Hurricane Harvey strengthened to a category 2 storm, packed winds of 160kph as it moved northwest about 355km off the coast of Corpus Christi, Texas, the National Hurricane Center said in an advisory.
The storm is forecast to make landfall late Friday or early Saturday (local time), packing winds of up to 200kph. The storm could bring a surge in sea levels as high as 123m and dump up to 97cm of rain over parts of Texas. Flood warnings are in effect for northern Mexico and Louisiana.
The threat has triggered evacuations and canceled the first day of school in communities along the south Texas coast, which is home to 5.8 million people from Corpus Christi to Galveston.
"Life-threatening and devastating flooding expected near the coast due to heavy rainfall and storm surge," the hurricane centre said.
Energy companies shut coastal refineries, pulled workers from Gulf of Mexico offshore oil platforms and halted onshore drilling in south Texas on Thursday. Just under 10% of offshore US Gulf of Mexico crude output capacity and nearly 15% of natural gas production was halted by midday, government data showed.

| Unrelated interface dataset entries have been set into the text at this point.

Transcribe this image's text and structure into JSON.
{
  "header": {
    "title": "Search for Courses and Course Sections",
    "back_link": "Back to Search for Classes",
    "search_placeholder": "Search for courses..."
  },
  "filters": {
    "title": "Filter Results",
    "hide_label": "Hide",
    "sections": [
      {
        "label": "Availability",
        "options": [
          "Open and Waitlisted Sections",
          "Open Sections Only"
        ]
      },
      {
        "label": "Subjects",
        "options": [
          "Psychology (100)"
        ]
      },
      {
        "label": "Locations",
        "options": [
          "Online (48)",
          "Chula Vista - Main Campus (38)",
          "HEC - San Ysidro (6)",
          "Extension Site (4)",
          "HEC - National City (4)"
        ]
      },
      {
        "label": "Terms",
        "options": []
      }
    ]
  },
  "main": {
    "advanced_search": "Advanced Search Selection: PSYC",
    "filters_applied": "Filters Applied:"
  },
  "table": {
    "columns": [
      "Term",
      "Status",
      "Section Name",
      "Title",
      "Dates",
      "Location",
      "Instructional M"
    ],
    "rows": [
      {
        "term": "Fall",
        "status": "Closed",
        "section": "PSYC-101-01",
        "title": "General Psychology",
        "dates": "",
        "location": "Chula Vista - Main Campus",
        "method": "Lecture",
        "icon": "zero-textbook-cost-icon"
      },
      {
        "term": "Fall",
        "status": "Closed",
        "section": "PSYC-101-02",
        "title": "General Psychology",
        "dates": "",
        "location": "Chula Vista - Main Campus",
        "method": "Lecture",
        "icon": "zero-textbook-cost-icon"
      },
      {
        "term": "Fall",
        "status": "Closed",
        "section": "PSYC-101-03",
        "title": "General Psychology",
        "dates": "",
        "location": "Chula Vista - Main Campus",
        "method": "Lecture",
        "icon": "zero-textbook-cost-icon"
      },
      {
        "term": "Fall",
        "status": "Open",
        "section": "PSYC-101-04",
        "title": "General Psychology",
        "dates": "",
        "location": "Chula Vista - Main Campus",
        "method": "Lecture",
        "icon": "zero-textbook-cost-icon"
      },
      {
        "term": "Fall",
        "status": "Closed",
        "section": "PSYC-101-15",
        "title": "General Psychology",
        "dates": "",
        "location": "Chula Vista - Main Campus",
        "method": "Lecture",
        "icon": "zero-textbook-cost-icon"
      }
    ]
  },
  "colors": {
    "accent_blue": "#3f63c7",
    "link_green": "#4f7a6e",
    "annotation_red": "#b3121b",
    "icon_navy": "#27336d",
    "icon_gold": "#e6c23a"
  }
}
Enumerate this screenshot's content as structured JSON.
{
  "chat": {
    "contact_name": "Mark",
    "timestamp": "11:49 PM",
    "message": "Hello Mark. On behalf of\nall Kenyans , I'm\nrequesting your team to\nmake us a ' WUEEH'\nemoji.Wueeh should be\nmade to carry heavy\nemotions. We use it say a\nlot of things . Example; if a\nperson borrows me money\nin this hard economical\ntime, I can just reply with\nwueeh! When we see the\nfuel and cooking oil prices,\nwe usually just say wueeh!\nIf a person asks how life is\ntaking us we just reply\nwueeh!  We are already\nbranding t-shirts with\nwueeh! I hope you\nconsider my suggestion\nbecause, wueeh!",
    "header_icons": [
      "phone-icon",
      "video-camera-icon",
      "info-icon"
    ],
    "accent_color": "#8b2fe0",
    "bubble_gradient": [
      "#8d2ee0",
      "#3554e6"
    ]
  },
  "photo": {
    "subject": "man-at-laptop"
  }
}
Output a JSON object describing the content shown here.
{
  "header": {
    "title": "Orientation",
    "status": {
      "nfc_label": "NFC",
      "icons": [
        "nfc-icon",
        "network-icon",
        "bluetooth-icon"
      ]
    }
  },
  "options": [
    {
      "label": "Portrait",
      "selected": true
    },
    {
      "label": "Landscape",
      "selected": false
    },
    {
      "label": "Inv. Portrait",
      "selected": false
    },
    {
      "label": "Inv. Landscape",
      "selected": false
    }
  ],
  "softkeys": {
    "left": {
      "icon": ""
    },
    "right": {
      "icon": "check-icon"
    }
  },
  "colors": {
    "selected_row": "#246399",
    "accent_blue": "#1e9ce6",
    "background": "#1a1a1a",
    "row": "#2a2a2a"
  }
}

Harvey is forecast to come ashore as a Category 3 hurricane, the US National Hurricane Center said, the third most powerful on the Saffir-Simpson scale, which would make it the first major hurricane to hit the mainland United States since Hurricane Wilma struck Florida in 2005.